> **PROBLEM DETAILS**
Every line of the records that holds the word "ChatGPT" should be copied.

> **GIVEN RECORDS**

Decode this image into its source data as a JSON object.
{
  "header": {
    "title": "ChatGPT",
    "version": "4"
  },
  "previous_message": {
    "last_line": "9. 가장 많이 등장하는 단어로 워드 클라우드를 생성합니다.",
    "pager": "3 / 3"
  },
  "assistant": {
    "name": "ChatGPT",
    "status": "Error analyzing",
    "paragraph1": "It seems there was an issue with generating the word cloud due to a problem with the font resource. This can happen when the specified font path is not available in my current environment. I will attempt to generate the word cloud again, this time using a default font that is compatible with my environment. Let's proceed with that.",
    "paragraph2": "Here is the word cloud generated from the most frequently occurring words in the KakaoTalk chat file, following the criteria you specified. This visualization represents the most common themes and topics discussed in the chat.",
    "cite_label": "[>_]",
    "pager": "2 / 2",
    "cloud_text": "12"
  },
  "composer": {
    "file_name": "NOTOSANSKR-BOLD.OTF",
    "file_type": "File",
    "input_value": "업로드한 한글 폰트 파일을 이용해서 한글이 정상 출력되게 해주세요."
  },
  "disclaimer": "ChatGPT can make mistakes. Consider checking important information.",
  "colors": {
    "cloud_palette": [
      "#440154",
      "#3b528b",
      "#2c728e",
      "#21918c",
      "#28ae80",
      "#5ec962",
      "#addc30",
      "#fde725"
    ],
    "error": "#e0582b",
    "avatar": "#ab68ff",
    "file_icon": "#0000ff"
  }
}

> **TASK SOLUTION**
    "title": "ChatGPT",
    "name": "ChatGPT",
  "disclaimer": "ChatGPT can make mistakes. Consider checking important information.",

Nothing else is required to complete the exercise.